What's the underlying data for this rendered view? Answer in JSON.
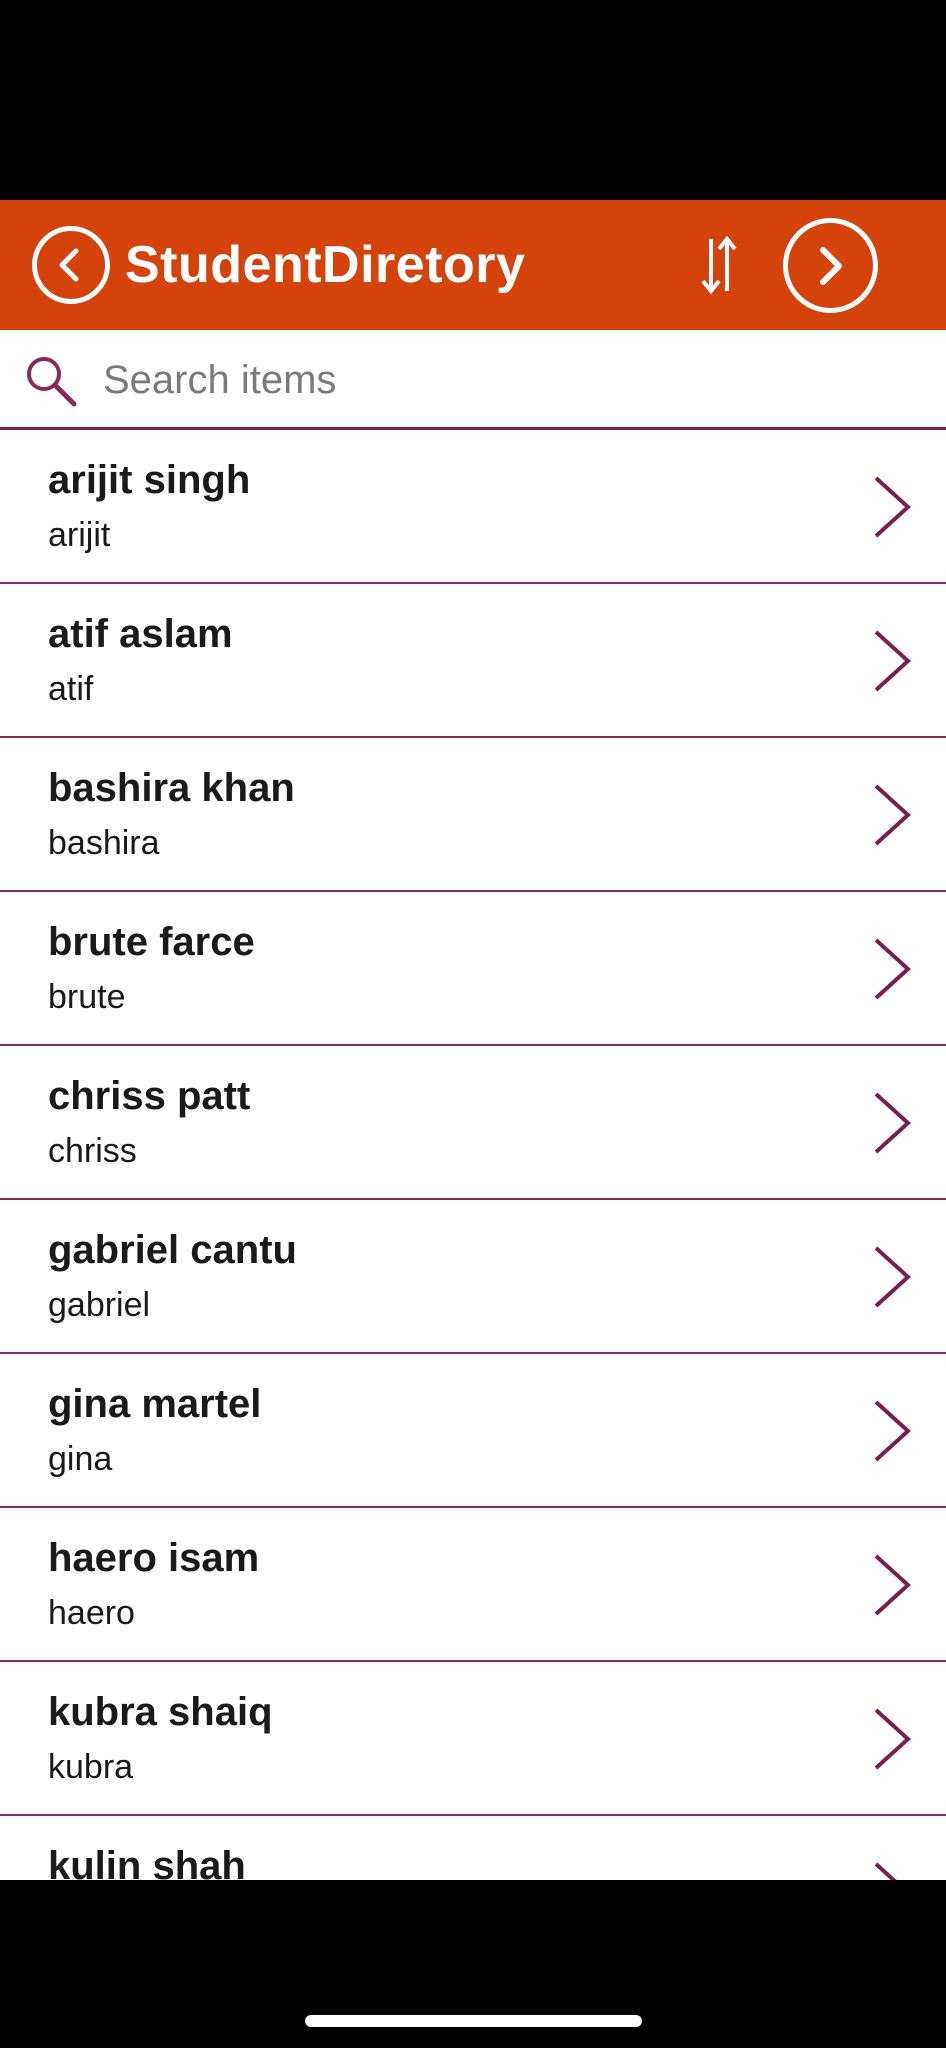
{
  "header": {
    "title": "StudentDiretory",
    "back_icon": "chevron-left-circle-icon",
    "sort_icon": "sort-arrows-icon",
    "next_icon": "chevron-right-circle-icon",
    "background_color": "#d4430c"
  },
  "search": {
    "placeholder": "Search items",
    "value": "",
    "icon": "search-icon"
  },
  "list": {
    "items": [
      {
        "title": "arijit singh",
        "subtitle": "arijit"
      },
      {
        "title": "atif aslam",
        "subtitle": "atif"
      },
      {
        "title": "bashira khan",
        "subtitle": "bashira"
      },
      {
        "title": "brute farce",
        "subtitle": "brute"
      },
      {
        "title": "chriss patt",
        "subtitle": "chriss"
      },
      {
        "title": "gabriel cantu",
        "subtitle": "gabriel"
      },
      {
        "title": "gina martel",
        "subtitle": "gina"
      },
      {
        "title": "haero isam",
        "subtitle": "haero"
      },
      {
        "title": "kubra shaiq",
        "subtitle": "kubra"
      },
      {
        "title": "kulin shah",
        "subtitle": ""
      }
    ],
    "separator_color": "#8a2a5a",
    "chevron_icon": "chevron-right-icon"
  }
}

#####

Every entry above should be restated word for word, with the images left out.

Reply:
What's the underlying data for this rendered view? Answer in JSON.
{
  "header": {
    "title": "StudentDiretory",
    "back_icon": "chevron-left-circle-icon",
    "sort_icon": "sort-arrows-icon",
    "next_icon": "chevron-right-circle-icon",
    "background_color": "#d4430c"
  },
  "search": {
    "placeholder": "Search items",
    "value": "",
    "icon": "search-icon"
  },
  "list": {
    "items": [
      {
        "title": "arijit singh",
        "subtitle": "arijit"
      },
      {
        "title": "atif aslam",
        "subtitle": "atif"
      },
      {
        "title": "bashira khan",
        "subtitle": "bashira"
      },
      {
        "title": "brute farce",
        "subtitle": "brute"
      },
      {
        "title": "chriss patt",
        "subtitle": "chriss"
      },
      {
        "title": "gabriel cantu",
        "subtitle": "gabriel"
      },
      {
        "title": "gina martel",
        "subtitle": "gina"
      },
      {
        "title": "haero isam",
        "subtitle": "haero"
      },
      {
        "title": "kubra shaiq",
        "subtitle": "kubra"
      },
      {
        "title": "kulin shah",
        "subtitle": ""
      }
    ],
    "separator_color": "#8a2a5a",
    "chevron_icon": "chevron-right-icon"
  }
}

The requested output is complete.